Records shown: Begin

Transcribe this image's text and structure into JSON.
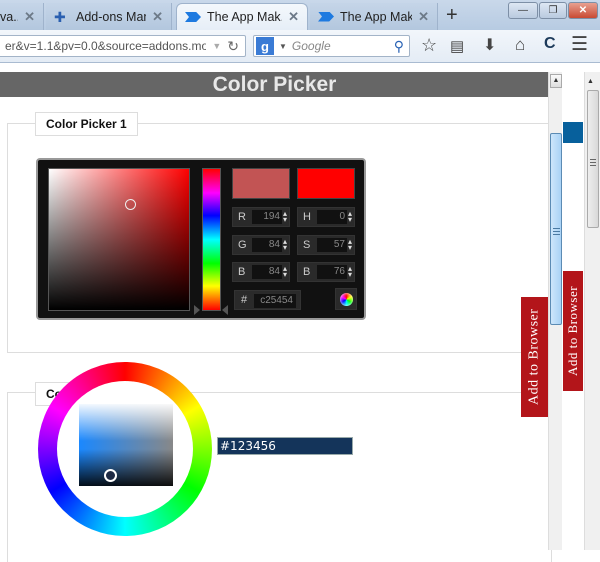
{
  "browser": {
    "tabs": [
      {
        "label": "va...",
        "icon": "page-icon",
        "active": false
      },
      {
        "label": "Add-ons Man...",
        "icon": "puzzle-icon",
        "active": false
      },
      {
        "label": "The App Mak...",
        "icon": "app-maker-icon",
        "active": true
      },
      {
        "label": "The App Mak...",
        "icon": "app-maker-icon",
        "active": false
      }
    ],
    "new_tab_label": "+",
    "window_controls": {
      "minimize": "—",
      "restore": "❐",
      "close": "✕"
    },
    "url": "er&v=1.1&pv=0.0&source=addons.mozill",
    "search_placeholder": "Google",
    "toolbar_icons": [
      "star-icon",
      "clipboard-icon",
      "download-icon",
      "home-icon",
      "c-icon",
      "menu-icon"
    ]
  },
  "page": {
    "title": "Color Picker",
    "picker1": {
      "legend": "Color Picker 1",
      "new_color": "#c25454",
      "current_color": "#ff0000",
      "fields": {
        "R": {
          "label": "R",
          "value": "194"
        },
        "G": {
          "label": "G",
          "value": "84"
        },
        "B": {
          "label": "B",
          "value": "84"
        },
        "H": {
          "label": "H",
          "value": "0"
        },
        "S": {
          "label": "S",
          "value": "57"
        },
        "Bri": {
          "label": "B",
          "value": "76"
        }
      },
      "hex_label": "#",
      "hex_value": "c25454"
    },
    "picker2": {
      "legend": "Color Picker 2",
      "hex_value": "#123456"
    },
    "add_to_browser_label": "Add to Browser"
  }
}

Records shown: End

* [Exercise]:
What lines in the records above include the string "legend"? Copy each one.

* [Your response]:
      "legend": "Color Picker 1",
      "legend": "Color Picker 2",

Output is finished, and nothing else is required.